• **Problem statement**
Give back the whole listing verbatim, printing none of its pictures.

• **Materials provided**
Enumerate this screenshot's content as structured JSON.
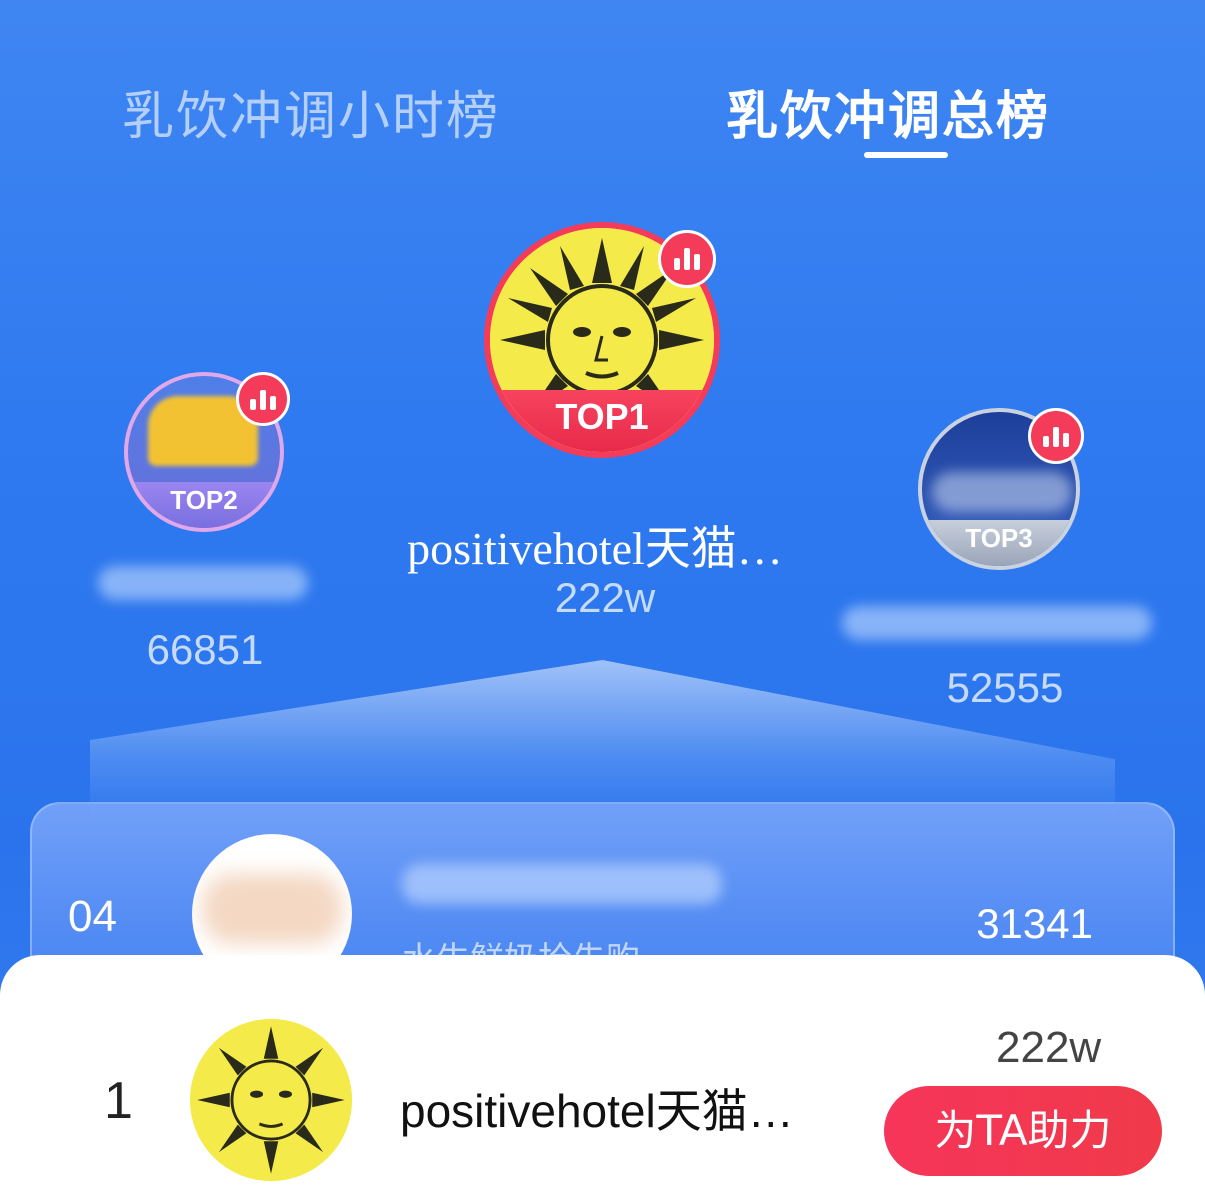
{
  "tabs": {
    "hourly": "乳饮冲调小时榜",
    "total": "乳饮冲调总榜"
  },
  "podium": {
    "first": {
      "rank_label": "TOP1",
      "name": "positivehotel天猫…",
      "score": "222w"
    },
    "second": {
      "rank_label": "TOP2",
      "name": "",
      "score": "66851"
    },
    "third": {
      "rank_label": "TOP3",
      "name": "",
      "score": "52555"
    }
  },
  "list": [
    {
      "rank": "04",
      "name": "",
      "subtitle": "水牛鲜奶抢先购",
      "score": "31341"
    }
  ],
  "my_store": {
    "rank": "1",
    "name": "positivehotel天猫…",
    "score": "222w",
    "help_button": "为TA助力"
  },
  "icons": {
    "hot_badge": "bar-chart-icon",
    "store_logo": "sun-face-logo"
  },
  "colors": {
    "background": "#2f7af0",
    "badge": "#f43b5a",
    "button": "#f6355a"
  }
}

• **Output of the task**
Enumerate this screenshot's content as structured JSON.
{
  "tabs": {
    "hourly": "乳饮冲调小时榜",
    "total": "乳饮冲调总榜"
  },
  "podium": {
    "first": {
      "rank_label": "TOP1",
      "name": "positivehotel天猫…",
      "score": "222w"
    },
    "second": {
      "rank_label": "TOP2",
      "name": "",
      "score": "66851"
    },
    "third": {
      "rank_label": "TOP3",
      "name": "",
      "score": "52555"
    }
  },
  "list": [
    {
      "rank": "04",
      "name": "",
      "subtitle": "水牛鲜奶抢先购",
      "score": "31341"
    }
  ],
  "my_store": {
    "rank": "1",
    "name": "positivehotel天猫…",
    "score": "222w",
    "help_button": "为TA助力"
  },
  "icons": {
    "hot_badge": "bar-chart-icon",
    "store_logo": "sun-face-logo"
  },
  "colors": {
    "background": "#2f7af0",
    "badge": "#f43b5a",
    "button": "#f6355a"
  }
}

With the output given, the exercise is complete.